⟨

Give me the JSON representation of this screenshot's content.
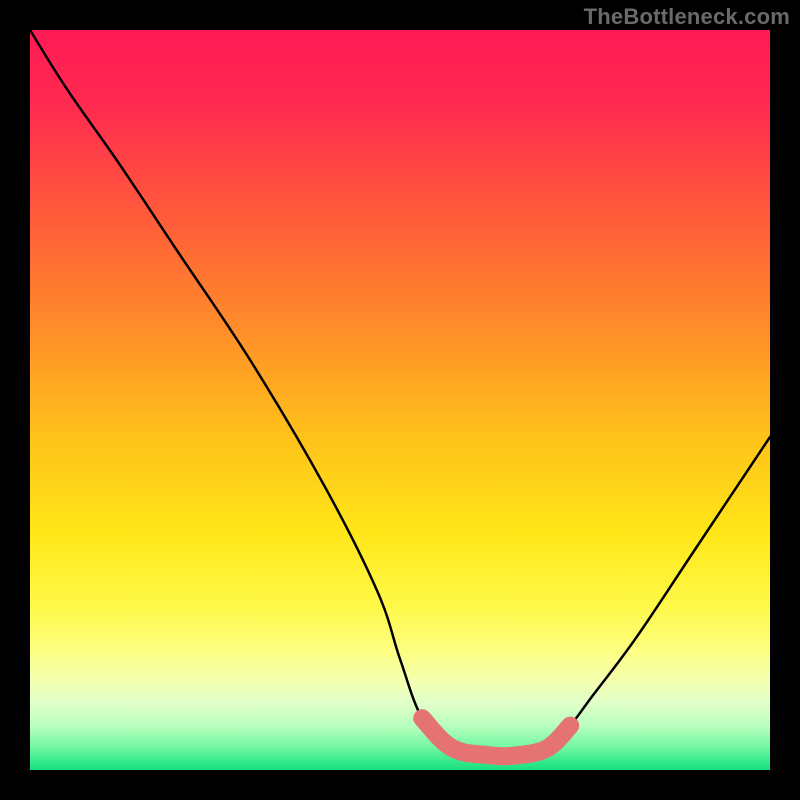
{
  "watermark": "TheBottleneck.com",
  "chart_data": {
    "type": "line",
    "title": "",
    "xlabel": "",
    "ylabel": "",
    "xlim": [
      0,
      100
    ],
    "ylim": [
      0,
      100
    ],
    "series": [
      {
        "name": "bottleneck-curve",
        "x": [
          0,
          5,
          12,
          20,
          30,
          40,
          47,
          50,
          53,
          57,
          62,
          66,
          70,
          73,
          76,
          82,
          90,
          100
        ],
        "values": [
          100,
          92,
          82,
          70,
          55,
          38,
          24,
          15,
          7,
          3,
          2,
          2,
          3,
          6,
          10,
          18,
          30,
          45
        ]
      }
    ],
    "highlight_segment": {
      "name": "optimal-range",
      "x": [
        53,
        57,
        62,
        66,
        70,
        73
      ],
      "values": [
        7,
        3,
        2,
        2,
        3,
        6
      ],
      "color": "#e57373"
    },
    "gradient_stops": [
      {
        "offset": 0.0,
        "color": "#ff1a55"
      },
      {
        "offset": 0.1,
        "color": "#ff2a50"
      },
      {
        "offset": 0.25,
        "color": "#ff5a3a"
      },
      {
        "offset": 0.4,
        "color": "#ff8c2a"
      },
      {
        "offset": 0.55,
        "color": "#ffc21a"
      },
      {
        "offset": 0.68,
        "color": "#ffe618"
      },
      {
        "offset": 0.78,
        "color": "#fff94a"
      },
      {
        "offset": 0.84,
        "color": "#fcff82"
      },
      {
        "offset": 0.88,
        "color": "#f3ffb0"
      },
      {
        "offset": 0.91,
        "color": "#e0ffc8"
      },
      {
        "offset": 0.94,
        "color": "#b8ffbe"
      },
      {
        "offset": 0.97,
        "color": "#70f7a0"
      },
      {
        "offset": 0.99,
        "color": "#30e889"
      },
      {
        "offset": 1.0,
        "color": "#18df7c"
      }
    ]
  }
}
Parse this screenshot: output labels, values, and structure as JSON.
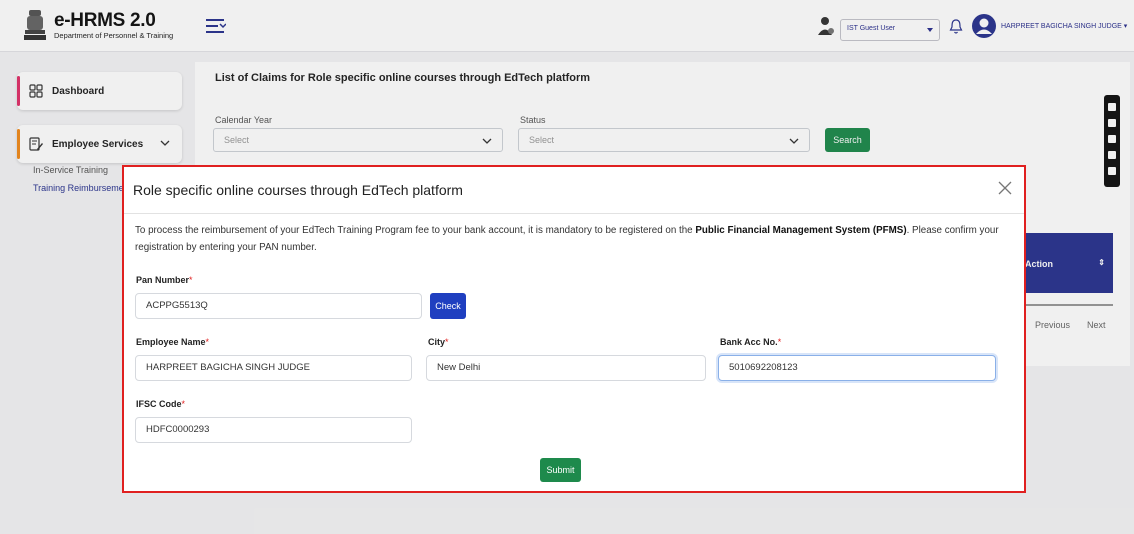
{
  "header": {
    "logo_title": "e-HRMS 2.0",
    "logo_subtitle": "Department of Personnel & Training",
    "role_select_value": "IST Guest User",
    "user_name": "HARPREET BAGICHA SINGH JUDGE"
  },
  "sidebar": {
    "dashboard_label": "Dashboard",
    "employee_services_label": "Employee Services",
    "sub_items": [
      "In-Service Training",
      "Training Reimburseme"
    ],
    "accent_dashboard": "#e0306a",
    "accent_services": "#f08a1c"
  },
  "main": {
    "title": "List of Claims for Role specific online courses through EdTech platform",
    "calendar_year_label": "Calendar Year",
    "calendar_year_placeholder": "Select",
    "status_label": "Status",
    "status_placeholder": "Select",
    "search_label": "Search",
    "action_column": "Action",
    "pager_previous": "Previous",
    "pager_next": "Next"
  },
  "modal": {
    "title": "Role specific online courses through EdTech platform",
    "intro_part1": "To process the reimbursement of your EdTech Training Program fee to your bank account, it is mandatory to be registered on the ",
    "intro_bold": "Public Financial Management System (PFMS)",
    "intro_part2": ". Please confirm your registration by entering your PAN number.",
    "pan_label": "Pan Number",
    "pan_value": "ACPPG5513Q",
    "check_label": "Check",
    "employee_name_label": "Employee Name",
    "employee_name_value": "HARPREET BAGICHA SINGH JUDGE",
    "city_label": "City",
    "city_value": "New Delhi",
    "bank_acc_label": "Bank Acc No.",
    "bank_acc_value": "5010692208123",
    "ifsc_label": "IFSC Code",
    "ifsc_value": "HDFC0000293",
    "submit_label": "Submit",
    "required_marker": "*"
  },
  "colors": {
    "primary_blue": "#1f3fc0",
    "navy": "#2a3490",
    "green": "#1e8a4c",
    "modal_border": "#e02020"
  }
}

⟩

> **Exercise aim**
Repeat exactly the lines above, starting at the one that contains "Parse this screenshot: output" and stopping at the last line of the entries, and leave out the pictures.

> **Answer space**
Parse this screenshot: output labels, values, and structure as JSON.
{
  "header": {
    "logo_title": "e-HRMS 2.0",
    "logo_subtitle": "Department of Personnel & Training",
    "role_select_value": "IST Guest User",
    "user_name": "HARPREET BAGICHA SINGH JUDGE"
  },
  "sidebar": {
    "dashboard_label": "Dashboard",
    "employee_services_label": "Employee Services",
    "sub_items": [
      "In-Service Training",
      "Training Reimburseme"
    ],
    "accent_dashboard": "#e0306a",
    "accent_services": "#f08a1c"
  },
  "main": {
    "title": "List of Claims for Role specific online courses through EdTech platform",
    "calendar_year_label": "Calendar Year",
    "calendar_year_placeholder": "Select",
    "status_label": "Status",
    "status_placeholder": "Select",
    "search_label": "Search",
    "action_column": "Action",
    "pager_previous": "Previous",
    "pager_next": "Next"
  },
  "modal": {
    "title": "Role specific online courses through EdTech platform",
    "intro_part1": "To process the reimbursement of your EdTech Training Program fee to your bank account, it is mandatory to be registered on the ",
    "intro_bold": "Public Financial Management System (PFMS)",
    "intro_part2": ". Please confirm your registration by entering your PAN number.",
    "pan_label": "Pan Number",
    "pan_value": "ACPPG5513Q",
    "check_label": "Check",
    "employee_name_label": "Employee Name",
    "employee_name_value": "HARPREET BAGICHA SINGH JUDGE",
    "city_label": "City",
    "city_value": "New Delhi",
    "bank_acc_label": "Bank Acc No.",
    "bank_acc_value": "5010692208123",
    "ifsc_label": "IFSC Code",
    "ifsc_value": "HDFC0000293",
    "submit_label": "Submit",
    "required_marker": "*"
  },
  "colors": {
    "primary_blue": "#1f3fc0",
    "navy": "#2a3490",
    "green": "#1e8a4c",
    "modal_border": "#e02020"
  }
}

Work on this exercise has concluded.